THOSE OF US who have been mucking about in these columns for years are probably fairly aware of things such as advance directives and durable powers of attorney, but the fact is that, exactly as we predicted, a whole bunch of us are aging into elderhood.
So, things that a lot of us knew are complete news to the newbies.
To further complicate the already complicated, sometimes new words, terms and phrases are applied to these things that we already knew, so we begin to wonder if we actually really know what we think we know.
Let’s begin again
You get it. So, for all of us, let’s begin again.
You might be encountering the phrase “advanced care planning.”
What it seems to mean is making (and documenting) decisions about health care that you would (or wouldn’t) want to receive, if you couldn’t speak for yourself.

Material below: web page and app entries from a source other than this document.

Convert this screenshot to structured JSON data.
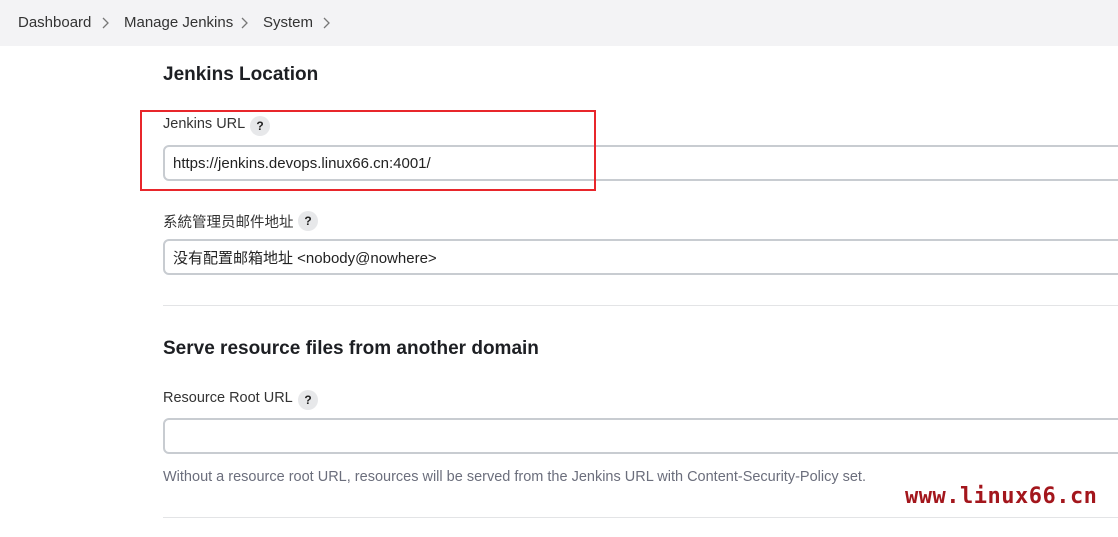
{
  "breadcrumb": {
    "items": [
      "Dashboard",
      "Manage Jenkins",
      "System"
    ]
  },
  "location": {
    "title": "Jenkins Location",
    "url_label": "Jenkins URL",
    "url_value": "https://jenkins.devops.linux66.cn:4001/",
    "email_label": "系統管理员邮件地址",
    "email_value": "没有配置邮箱地址 <nobody@nowhere>",
    "help_glyph": "?"
  },
  "resource": {
    "title": "Serve resource files from another domain",
    "root_label": "Resource Root URL",
    "root_value": "",
    "hint": "Without a resource root URL, resources will be served from the Jenkins URL with Content-Security-Policy set."
  },
  "watermark": "www.linux66.cn",
  "colors": {
    "highlight": "#e8262b",
    "watermark": "#a3161c",
    "breadcrumb_bg": "#f3f3f5"
  }
}
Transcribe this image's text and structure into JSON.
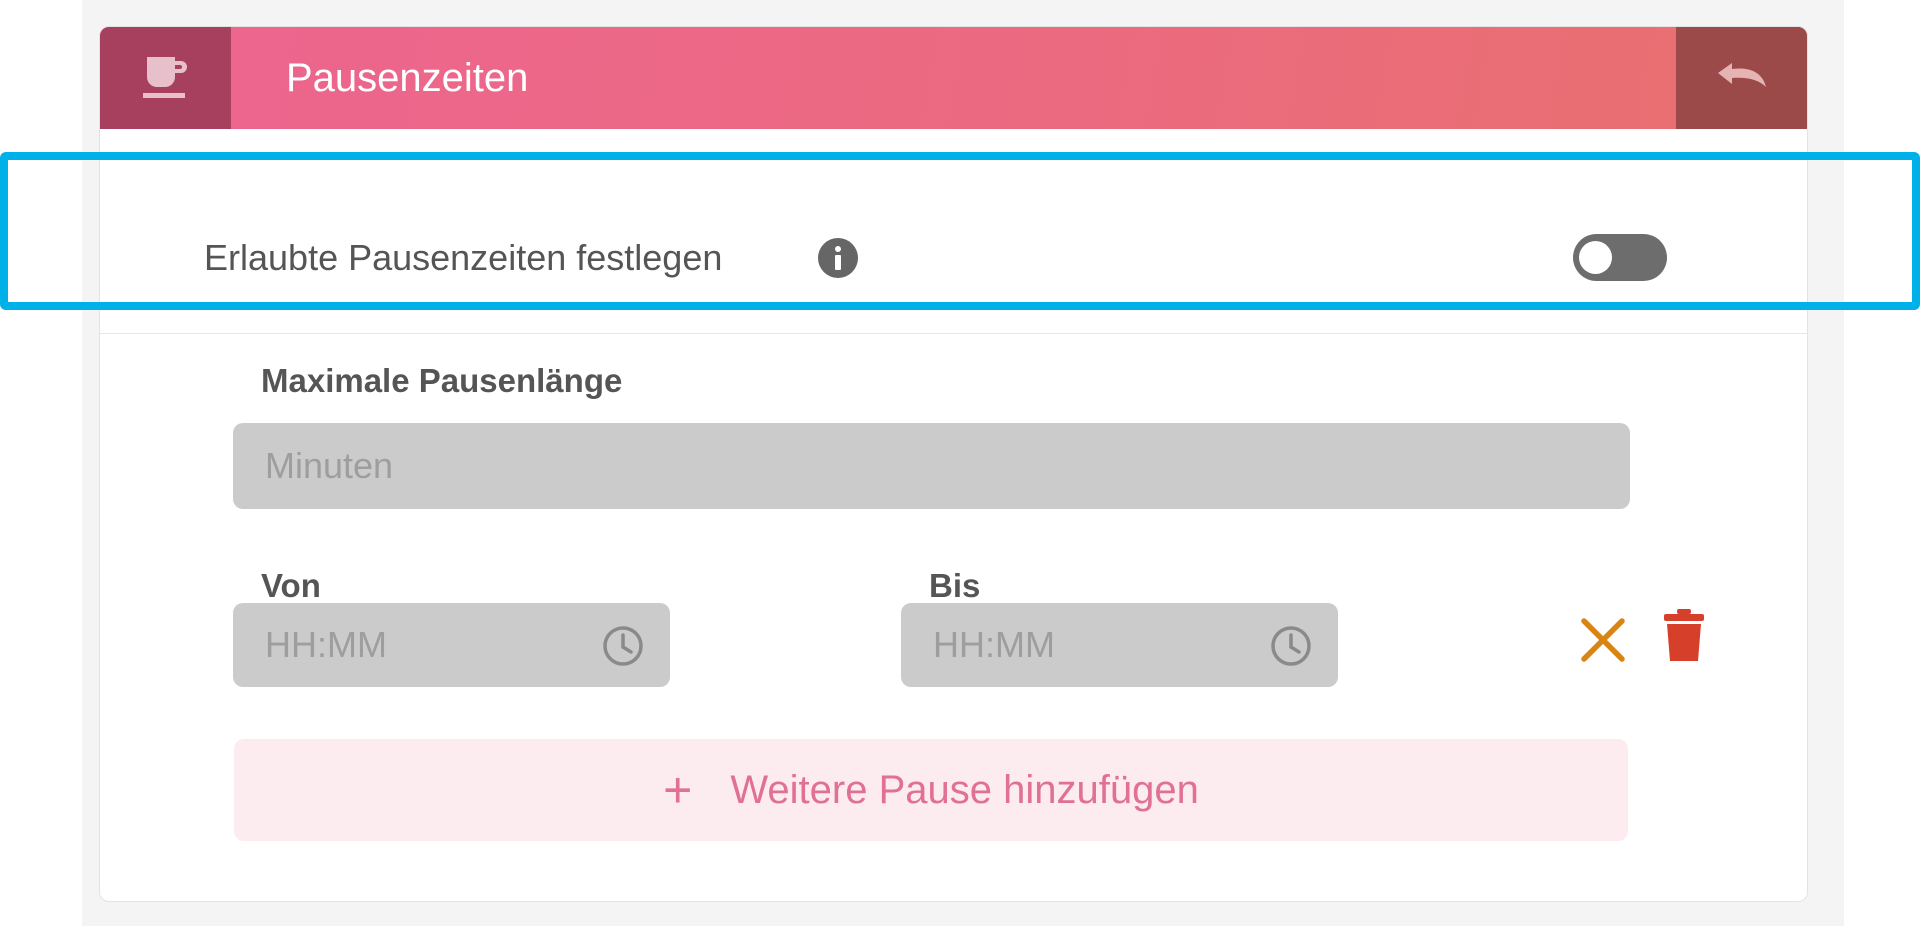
{
  "header": {
    "title": "Pausenzeiten",
    "icon": "coffee-cup-icon",
    "undo_icon": "undo-icon"
  },
  "toggle_row": {
    "label": "Erlaubte Pausenzeiten festlegen",
    "info_icon": "info-icon",
    "enabled": false
  },
  "max_pause": {
    "label": "Maximale Pausenlänge",
    "placeholder": "Minuten",
    "value": ""
  },
  "pause_entry": {
    "from_label": "Von",
    "from_placeholder": "HH:MM",
    "to_label": "Bis",
    "to_placeholder": "HH:MM"
  },
  "actions": {
    "clear_icon": "close-icon",
    "delete_icon": "trash-icon"
  },
  "add_button": {
    "plus": "+",
    "label": "Weitere Pause hinzufügen"
  },
  "colors": {
    "header_gradient_start": "#ec6590",
    "header_gradient_end": "#e8706f",
    "accent": "#e07096",
    "highlight": "#00b0e8",
    "clear_icon": "#d98513",
    "delete_icon": "#d6402b"
  }
}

And some of us think to ourselves, “I thought that’s what an advance directive did.”
Then, you might hear about a durable power of attorney for health care, which seems to allow another person to make health care decisions for us if we can’t make our own, and we might think, “I thought I already did that.”
It’s very likely you did. I know I did. I hope you did.

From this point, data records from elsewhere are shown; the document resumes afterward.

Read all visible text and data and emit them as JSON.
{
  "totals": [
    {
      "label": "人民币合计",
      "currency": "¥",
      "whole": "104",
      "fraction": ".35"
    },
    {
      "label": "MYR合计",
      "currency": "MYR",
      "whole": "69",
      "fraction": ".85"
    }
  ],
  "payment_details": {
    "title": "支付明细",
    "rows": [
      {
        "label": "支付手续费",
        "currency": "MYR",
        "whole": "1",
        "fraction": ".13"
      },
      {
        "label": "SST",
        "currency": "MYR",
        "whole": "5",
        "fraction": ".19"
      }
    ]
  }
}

Advanced care planning
So, what’s advanced care planning?
It’s just a term for the wider process of actually thinking about what we do or don’t want, doing some homework (such as asking, “What exactly is hospice?”), having the necessary conversations with family and/or significant others and doing the dirty work of actually producing documents.

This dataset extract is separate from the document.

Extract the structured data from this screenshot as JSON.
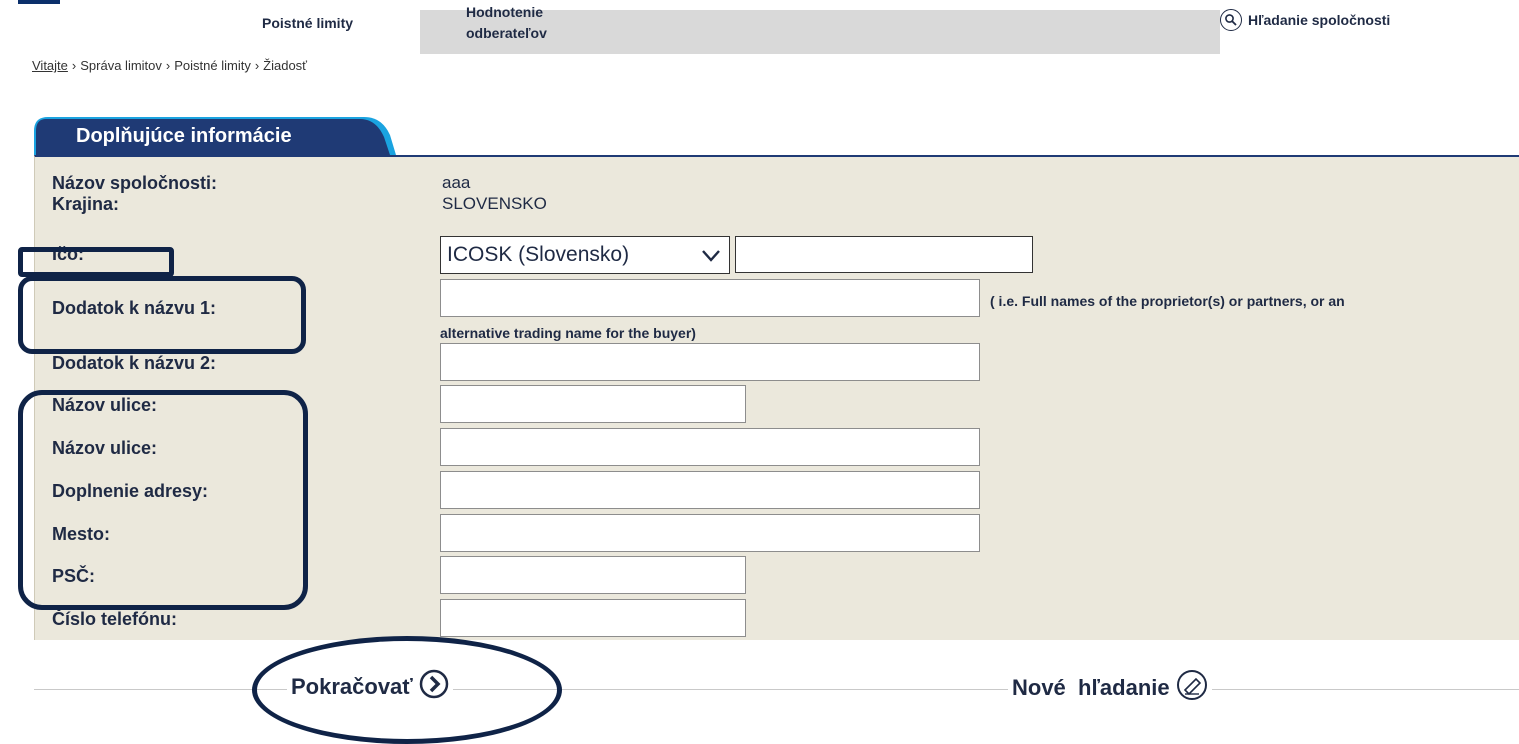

Is it time for me to back up?
• An advance directive is a statement to health care professionals about the kinds of treatments/interventions that you do or don’t want if you can’t speak for yourself.
• The durable power of attorney for health care allows you to designate someone to make health care decisions for you if you can’t make your own.
It might be a stand-alone document or part of a wider durable power of attorney that allows someone to make decisions you can’t make for yourself.
While the latter is my personal preference, we’ll stick to the advance care planning piece for now.
A physician orders for life-sustaining treatment (POLST) is not, technically, considered part of advance care planning, but it might feel like splitting hairs.
A POLST is designed for folks with serious illnesses, conditions or frailty, such that they could go down any time.
A POLST allows emergency responders to respect expressed wishes about what that person does or does not want without incurring legal penalties on themselves.
Most of us don’t need one of these most of the time.
Finally, you might encounter the phrase “written personal statement” and think, “What the heck is that?”
It’s just what it sounds like: It’s you talking to family or surrogate decision-makers or health care pros or whomever about what’s important to you to help them make the “right” decisions on your behalf if they ever need to.
Is it a good idea? Sure. Is it mandatory? No.
Check existing documents
If you already have all this stuff in place and if it still all reflects your wishes and you occasionally remind family about it (you don’t have to beat them up about it, just remind them that [a] this stuff exists, [b] where it all is and [c] what’s in it), then there’s really nothing you need to do, except to grasp the opportunity to crow about it to your friends.
If you’re just starting to think about this stuff, here’s something you need to know: Effective this year, in Washington state, these documents need to be notarized.
Those of us with documents from years ago will be grandfathered.
(Hang in there, we’re almost done.)
I know what some of you are thinking, and the answer is: No, you do not have to do this stuff.
It is not some kind of legal requirement.
You can just skip the whole thing and hope that nothing bad ever happens, or be prepared to experience whatever the law says you should get in a time of crisis.
Good luck with that.
Last thing: The Olympic Area Agency on Aging’s Advisory Council has devised a survey on advance care planning that might help you think about this stuff a little bit and will help them to design some programs to help folks navigate this stuff.
Help with survey
Willing? It’s anonymous and will take 10 to 15 minutes.
Go to www.o3a.org and scroll down to where you see “Health Care and Decision Making Survey.”
OK? Make sense mostly?
Look, this doesn’t have to be a depressing exercise in morbidity.
You’re trying to take care of yourself and the people who love you, so just do it in whatever way is right for you and get back to your life.
With one less thing to worry about.
Mark Harvey is director of Clallam/Jefferson Senior Information & Assistance, which operates through the Olympic Area Agency on Aging. He is also a member of the Community Advocates for Rural Elders partnership. He can be reached at 360-452-3221 (Port Angeles-Sequim), 360-385-2552 (Jefferson County) or 360-374-9496 (West End), or by emailing firstname.lastname@example.org.